Let’s get right to the point: The optimism and outlook for men’s Oklahoma basketball is much different than it was at this time a year ago.
Oklahoma not only lost consensus All-American Trae Young off of last season’s 18-14 team, but also two other players — Kameron McGusty and Jordan Shepherd — who were being counted on to be key contributors for head coach Lon Kruger and the Sooners in their junior season.
Young’s departure, as the No. 5 overall selection in this year’s NBA Draft, was expected, but the moves by McGusty and Shepherd were not. McGusty’s production dropped off a bit last season, but as a freshman, in 2016-17, he was the team’s second leading scorer, averaging 10.4 points a game. Shepherd was in line to take over the starting point guard duties this season following Young’s move to the NBA.

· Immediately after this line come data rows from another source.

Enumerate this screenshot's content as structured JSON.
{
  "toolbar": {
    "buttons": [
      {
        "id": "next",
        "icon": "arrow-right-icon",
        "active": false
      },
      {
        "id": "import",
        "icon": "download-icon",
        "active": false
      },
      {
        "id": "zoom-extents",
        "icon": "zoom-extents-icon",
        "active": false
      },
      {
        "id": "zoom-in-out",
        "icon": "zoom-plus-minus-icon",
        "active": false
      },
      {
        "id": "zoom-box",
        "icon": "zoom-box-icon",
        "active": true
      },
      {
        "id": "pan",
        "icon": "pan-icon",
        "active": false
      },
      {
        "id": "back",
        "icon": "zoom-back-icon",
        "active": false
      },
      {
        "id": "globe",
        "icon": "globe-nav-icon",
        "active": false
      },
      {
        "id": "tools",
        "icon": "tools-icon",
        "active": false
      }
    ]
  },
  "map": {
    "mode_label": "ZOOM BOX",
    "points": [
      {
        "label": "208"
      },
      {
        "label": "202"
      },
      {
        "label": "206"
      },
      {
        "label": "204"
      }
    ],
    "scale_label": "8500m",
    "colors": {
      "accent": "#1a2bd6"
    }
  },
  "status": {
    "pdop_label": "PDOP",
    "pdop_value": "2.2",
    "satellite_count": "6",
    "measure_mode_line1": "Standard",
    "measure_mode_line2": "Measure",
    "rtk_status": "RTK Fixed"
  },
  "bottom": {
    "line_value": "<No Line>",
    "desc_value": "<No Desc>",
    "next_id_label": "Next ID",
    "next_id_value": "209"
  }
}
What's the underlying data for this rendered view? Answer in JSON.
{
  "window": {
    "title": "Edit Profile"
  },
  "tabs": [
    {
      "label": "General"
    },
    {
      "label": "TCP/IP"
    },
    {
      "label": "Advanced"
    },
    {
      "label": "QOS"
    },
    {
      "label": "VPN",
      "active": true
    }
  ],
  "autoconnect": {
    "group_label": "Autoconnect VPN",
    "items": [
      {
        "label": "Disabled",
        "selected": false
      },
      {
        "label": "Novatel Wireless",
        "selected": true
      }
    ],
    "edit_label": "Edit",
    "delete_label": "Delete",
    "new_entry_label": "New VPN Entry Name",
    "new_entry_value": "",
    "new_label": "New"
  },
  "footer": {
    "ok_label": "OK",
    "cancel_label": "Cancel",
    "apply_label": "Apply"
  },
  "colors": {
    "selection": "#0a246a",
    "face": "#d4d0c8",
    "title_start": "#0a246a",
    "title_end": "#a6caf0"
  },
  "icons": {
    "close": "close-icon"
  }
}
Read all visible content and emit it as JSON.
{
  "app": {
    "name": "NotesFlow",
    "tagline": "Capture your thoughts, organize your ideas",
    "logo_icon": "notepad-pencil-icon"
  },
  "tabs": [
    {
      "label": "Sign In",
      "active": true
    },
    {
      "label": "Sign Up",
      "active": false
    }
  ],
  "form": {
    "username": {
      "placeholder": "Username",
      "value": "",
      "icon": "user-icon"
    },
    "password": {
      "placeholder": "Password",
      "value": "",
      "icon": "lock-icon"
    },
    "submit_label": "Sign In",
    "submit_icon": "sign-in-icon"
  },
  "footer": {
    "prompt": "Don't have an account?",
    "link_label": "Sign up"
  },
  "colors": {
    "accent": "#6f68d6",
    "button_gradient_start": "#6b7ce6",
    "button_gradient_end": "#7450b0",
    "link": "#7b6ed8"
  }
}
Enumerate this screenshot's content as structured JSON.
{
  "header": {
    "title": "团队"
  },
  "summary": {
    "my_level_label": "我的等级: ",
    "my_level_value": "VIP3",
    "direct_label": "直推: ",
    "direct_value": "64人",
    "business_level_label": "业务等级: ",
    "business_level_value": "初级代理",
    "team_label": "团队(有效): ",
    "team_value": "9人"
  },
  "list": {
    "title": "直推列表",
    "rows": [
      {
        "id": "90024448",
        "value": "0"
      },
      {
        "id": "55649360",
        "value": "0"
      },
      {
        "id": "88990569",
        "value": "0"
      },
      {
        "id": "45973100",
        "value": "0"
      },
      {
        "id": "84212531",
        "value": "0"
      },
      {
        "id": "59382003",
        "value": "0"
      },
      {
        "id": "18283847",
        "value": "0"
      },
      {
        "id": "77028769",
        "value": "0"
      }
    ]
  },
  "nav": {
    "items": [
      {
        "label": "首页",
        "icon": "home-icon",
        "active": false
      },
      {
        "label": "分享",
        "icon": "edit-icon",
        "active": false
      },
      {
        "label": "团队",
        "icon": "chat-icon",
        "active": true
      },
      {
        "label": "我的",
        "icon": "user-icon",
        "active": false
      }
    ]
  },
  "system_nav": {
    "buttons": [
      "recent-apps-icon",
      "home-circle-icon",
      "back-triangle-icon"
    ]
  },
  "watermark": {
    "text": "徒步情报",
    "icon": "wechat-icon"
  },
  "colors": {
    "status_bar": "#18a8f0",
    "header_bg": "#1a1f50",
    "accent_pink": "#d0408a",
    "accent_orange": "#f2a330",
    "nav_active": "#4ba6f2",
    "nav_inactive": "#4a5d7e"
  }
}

Kruger has brought in some graduate transfer and transfer additions to help plug some of the gaps and fill out the roster for the coming season, but to be perfectly candid, the Sooners’ lack the talent and depth and are without clear difference makers on this year’s squad.
What just a couple of years ago was one of the youngest teams in the Big 12 has suddenly become the oldest. The Sooners have eight seniors or graduate transfers on their roster this season. According to the OU athletic department, the average age of the Oklahoma roster is 21.1.
If Kruger goes with the starting five from the exhibition game on Thursday with Pittsburg State (Kansas) in the season opener with the University of Texas Rio Grande Valley next Friday, it will be newcomer Aaron Calixte at point guard, senior Christian James and junior Kristian Doolittle on the wings and senior Jamuni McNeace and sophomore Brady Manek in the front court.
Senior guard Rashard Odomes will likely be the first one off the bench for the Sooners, although Kruger said this week that the 6-foot, 6 inch guard, who has started 55 games for Oklahoma, “could be in the starting lineup at times.”
Calixte and Miles Reynolds have joined the Sooners as graduate transfers. Calixte led the Maine Black Bears in scoring last season, averaging 16.9 points and 3.2 assists per game. Reynolds, also a guard, comes to OU from Pacific University in Oregon, where he averaged 13.3 points and 2.8 assists a year ago.
Kuath is a 6-foot, 10-inch big man who played the last two years at Salt Lake (Utah) Community College. While there, he averaged 10.8 points, 7.2 rebounds and 3.3 blocked shots in 33 games his sophomore season.
James is the leading returning scorer for the 2018-19 edition of OU men’s basketball with an average of 11.9. He shot 46 percent from the field and 36 percent from three-point range. Manek averaged 10.2 points as a freshman last season.
Kruger, who is in his eighth season at Oklahoma, is a member an elite club of college head coaches with more than 600 wins (619 wins in 32 seasons, 140 at OU in seven seasons). The 66-year-old head coach has taken five different teams to the NCAA Tournament, four to the Sweet 16 and two, including Oklahoma, to the Final Four, but it is going to take more than Kruger’s sterling resume and Sooner Magic to pull a winning conference season out of a hat in what again appears to be an elite basketball league in the Big 12.
The Big 12 has been the No. 1 conference in RPI (Real Percentage Index) in four of the last five years and appears as strong as ever again this season, which is not particularly good news heading into the 2018-19 season for fans of Sooner men’s basketball.
I may be pilloried for saying this, but a .500 season would seem to be a stretch goal for the Sooners in what appears to be a transition year. There are likely to be seven or more conference teams ahead of them when the dust finally settles on the 2018-19 campaign.